| YOUR TASK |
Please tally how many lines in the entries below include the word "JSON", giving only the number.

────────────────────

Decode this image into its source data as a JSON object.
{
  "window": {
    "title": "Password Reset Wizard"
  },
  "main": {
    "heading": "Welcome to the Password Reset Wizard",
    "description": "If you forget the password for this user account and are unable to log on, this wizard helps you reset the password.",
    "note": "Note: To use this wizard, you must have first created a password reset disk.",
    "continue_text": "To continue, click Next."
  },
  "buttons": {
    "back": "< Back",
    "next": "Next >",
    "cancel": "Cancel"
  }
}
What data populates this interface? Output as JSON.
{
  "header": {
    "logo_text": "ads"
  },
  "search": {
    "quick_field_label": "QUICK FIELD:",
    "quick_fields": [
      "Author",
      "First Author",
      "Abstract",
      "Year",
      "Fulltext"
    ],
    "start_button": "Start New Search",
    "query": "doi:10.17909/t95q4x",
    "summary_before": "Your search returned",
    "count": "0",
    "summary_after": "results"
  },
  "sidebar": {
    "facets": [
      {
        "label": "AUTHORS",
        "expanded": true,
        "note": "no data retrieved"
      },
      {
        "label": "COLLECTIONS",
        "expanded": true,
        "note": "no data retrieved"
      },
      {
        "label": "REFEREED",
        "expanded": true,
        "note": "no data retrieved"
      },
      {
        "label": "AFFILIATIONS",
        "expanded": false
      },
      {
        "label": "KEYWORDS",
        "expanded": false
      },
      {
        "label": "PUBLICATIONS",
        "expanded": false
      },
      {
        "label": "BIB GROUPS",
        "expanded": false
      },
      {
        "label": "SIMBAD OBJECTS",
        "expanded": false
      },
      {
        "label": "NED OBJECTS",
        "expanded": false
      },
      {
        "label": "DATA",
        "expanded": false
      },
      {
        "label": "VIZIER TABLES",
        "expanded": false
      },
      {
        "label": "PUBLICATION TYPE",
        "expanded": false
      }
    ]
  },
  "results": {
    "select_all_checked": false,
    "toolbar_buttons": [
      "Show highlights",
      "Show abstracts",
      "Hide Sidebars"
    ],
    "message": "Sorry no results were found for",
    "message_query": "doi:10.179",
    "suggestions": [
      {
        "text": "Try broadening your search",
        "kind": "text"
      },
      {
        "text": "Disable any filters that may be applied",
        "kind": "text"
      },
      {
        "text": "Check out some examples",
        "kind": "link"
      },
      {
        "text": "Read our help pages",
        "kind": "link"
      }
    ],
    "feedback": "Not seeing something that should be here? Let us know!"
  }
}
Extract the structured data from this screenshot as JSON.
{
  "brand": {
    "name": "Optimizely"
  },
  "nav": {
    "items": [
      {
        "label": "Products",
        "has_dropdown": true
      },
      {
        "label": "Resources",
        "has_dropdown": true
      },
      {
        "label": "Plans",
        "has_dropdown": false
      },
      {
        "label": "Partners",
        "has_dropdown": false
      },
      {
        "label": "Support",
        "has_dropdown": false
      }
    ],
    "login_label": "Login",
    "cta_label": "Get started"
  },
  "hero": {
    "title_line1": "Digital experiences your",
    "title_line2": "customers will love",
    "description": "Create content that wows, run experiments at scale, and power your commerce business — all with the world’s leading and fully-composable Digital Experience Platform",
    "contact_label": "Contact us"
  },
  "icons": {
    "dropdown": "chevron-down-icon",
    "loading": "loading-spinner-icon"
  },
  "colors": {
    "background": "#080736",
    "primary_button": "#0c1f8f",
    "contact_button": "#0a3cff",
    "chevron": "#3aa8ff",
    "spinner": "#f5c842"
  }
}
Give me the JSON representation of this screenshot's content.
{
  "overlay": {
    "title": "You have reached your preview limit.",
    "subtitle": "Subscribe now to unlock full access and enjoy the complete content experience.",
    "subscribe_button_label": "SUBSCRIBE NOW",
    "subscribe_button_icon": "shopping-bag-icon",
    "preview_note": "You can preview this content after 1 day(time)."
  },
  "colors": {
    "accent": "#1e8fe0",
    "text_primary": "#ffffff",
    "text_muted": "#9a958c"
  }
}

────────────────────

| TASK OUTPUT |
4